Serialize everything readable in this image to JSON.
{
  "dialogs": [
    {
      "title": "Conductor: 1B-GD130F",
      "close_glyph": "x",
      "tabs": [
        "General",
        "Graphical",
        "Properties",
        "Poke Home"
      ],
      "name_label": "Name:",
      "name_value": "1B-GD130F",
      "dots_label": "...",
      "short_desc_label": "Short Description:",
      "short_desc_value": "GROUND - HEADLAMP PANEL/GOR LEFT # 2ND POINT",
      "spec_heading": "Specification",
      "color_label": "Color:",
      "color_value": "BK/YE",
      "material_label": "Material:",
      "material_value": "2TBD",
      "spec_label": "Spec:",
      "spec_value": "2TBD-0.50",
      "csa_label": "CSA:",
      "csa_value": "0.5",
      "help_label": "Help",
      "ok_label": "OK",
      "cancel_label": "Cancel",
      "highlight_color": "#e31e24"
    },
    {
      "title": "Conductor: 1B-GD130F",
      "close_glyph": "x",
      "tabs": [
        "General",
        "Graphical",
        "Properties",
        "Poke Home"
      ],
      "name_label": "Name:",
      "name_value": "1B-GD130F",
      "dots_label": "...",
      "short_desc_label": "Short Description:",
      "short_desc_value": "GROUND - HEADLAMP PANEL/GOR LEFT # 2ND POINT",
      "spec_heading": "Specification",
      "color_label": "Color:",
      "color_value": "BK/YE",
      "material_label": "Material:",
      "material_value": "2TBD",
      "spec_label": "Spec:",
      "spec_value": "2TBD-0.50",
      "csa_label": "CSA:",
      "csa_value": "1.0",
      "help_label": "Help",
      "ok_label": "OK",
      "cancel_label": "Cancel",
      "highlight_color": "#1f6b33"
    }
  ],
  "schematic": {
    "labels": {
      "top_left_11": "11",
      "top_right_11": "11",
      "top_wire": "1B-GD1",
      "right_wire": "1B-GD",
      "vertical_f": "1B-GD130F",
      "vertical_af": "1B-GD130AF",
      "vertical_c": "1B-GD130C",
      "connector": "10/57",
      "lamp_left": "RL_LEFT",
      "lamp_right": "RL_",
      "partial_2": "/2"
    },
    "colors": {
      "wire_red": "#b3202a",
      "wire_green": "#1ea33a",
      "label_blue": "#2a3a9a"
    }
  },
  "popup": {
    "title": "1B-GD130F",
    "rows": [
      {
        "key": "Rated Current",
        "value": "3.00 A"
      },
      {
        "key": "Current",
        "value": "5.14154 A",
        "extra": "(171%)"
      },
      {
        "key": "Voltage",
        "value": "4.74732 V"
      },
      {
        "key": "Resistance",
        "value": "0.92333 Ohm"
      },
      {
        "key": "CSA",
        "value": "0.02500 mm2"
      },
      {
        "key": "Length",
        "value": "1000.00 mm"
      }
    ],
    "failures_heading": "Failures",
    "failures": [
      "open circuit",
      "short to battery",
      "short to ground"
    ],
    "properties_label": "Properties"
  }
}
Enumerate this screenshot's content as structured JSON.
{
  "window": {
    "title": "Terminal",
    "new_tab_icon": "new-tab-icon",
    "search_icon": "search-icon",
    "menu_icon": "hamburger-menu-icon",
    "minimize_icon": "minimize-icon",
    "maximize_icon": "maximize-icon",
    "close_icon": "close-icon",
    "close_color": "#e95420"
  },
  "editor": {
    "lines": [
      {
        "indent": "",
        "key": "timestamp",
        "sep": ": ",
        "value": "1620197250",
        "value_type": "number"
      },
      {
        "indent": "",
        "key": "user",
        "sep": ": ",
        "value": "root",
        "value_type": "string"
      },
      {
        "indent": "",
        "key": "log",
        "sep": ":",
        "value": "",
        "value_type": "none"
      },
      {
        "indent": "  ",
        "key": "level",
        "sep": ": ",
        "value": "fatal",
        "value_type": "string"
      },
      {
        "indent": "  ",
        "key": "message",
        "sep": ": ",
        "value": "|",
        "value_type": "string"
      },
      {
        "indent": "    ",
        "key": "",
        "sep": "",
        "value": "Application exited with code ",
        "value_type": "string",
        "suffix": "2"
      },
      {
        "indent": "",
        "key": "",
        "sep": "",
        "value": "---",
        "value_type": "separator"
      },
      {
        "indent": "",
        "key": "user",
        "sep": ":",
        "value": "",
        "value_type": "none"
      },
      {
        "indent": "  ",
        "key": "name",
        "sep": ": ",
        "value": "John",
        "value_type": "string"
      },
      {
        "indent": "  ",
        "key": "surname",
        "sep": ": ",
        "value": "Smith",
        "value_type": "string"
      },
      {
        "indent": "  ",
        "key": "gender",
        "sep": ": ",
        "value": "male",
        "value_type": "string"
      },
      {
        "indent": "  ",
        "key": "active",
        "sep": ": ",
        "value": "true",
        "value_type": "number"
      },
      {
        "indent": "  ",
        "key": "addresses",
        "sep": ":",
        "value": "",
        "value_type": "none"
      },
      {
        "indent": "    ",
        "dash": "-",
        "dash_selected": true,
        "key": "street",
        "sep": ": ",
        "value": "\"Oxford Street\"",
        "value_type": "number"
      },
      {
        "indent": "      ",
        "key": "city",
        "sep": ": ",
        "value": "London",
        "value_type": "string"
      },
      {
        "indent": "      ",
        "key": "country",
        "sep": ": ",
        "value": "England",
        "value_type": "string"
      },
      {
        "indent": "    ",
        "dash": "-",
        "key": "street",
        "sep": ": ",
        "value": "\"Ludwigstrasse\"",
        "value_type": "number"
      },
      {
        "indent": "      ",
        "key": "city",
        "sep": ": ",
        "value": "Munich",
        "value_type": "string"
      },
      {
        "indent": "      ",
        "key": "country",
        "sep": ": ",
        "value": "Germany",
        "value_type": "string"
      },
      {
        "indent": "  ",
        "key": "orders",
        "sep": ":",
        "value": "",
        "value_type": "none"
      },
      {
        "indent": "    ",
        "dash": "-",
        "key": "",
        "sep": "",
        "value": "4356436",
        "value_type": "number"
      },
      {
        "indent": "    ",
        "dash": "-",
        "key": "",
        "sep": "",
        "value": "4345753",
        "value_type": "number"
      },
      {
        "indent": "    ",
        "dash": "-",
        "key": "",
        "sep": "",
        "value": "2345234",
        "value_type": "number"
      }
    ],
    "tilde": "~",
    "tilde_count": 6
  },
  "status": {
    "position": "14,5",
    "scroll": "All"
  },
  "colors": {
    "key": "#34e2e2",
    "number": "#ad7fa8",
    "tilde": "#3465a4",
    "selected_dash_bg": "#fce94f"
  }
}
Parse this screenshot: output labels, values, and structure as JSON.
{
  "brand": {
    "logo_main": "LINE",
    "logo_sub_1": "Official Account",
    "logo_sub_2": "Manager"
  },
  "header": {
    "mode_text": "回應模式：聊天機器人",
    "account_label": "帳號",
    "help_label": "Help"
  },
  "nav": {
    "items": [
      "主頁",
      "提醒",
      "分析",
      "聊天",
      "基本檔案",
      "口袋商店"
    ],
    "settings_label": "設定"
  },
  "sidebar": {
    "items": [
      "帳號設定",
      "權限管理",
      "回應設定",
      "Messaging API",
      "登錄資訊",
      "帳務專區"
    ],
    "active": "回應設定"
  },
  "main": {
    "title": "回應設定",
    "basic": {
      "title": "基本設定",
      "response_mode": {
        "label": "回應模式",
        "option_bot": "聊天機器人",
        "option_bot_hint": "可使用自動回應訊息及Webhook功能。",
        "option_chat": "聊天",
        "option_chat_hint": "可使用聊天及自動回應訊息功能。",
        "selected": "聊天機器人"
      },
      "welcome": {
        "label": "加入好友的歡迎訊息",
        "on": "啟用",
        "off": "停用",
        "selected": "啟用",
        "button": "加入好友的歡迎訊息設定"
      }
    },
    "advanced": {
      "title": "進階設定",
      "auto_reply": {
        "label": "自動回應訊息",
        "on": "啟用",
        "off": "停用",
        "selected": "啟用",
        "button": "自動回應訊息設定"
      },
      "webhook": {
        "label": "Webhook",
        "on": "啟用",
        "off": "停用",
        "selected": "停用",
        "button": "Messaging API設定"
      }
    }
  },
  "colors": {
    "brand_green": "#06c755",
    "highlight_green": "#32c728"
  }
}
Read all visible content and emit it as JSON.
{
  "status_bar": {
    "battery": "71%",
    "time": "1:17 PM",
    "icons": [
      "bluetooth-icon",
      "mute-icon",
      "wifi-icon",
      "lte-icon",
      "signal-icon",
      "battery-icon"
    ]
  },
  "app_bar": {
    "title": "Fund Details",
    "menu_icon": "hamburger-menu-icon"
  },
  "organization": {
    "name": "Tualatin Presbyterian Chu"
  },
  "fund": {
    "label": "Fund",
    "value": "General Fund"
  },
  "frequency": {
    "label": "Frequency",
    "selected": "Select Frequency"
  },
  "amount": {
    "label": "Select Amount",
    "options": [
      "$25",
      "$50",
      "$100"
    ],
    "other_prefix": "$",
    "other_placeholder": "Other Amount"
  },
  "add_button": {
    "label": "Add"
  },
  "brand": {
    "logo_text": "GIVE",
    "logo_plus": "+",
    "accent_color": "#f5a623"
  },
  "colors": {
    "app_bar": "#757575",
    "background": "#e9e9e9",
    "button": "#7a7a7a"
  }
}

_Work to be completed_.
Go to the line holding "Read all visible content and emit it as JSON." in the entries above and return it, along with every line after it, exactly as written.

_Answer for this exercise_.
Read all visible content and emit it as JSON.
{
  "status_bar": {
    "battery": "71%",
    "time": "1:17 PM",
    "icons": [
      "bluetooth-icon",
      "mute-icon",
      "wifi-icon",
      "lte-icon",
      "signal-icon",
      "battery-icon"
    ]
  },
  "app_bar": {
    "title": "Fund Details",
    "menu_icon": "hamburger-menu-icon"
  },
  "organization": {
    "name": "Tualatin Presbyterian Chu"
  },
  "fund": {
    "label": "Fund",
    "value": "General Fund"
  },
  "frequency": {
    "label": "Frequency",
    "selected": "Select Frequency"
  },
  "amount": {
    "label": "Select Amount",
    "options": [
      "$25",
      "$50",
      "$100"
    ],
    "other_prefix": "$",
    "other_placeholder": "Other Amount"
  },
  "add_button": {
    "label": "Add"
  },
  "brand": {
    "logo_text": "GIVE",
    "logo_plus": "+",
    "accent_color": "#f5a623"
  },
  "colors": {
    "app_bar": "#757575",
    "background": "#e9e9e9",
    "button": "#7a7a7a"
  }
}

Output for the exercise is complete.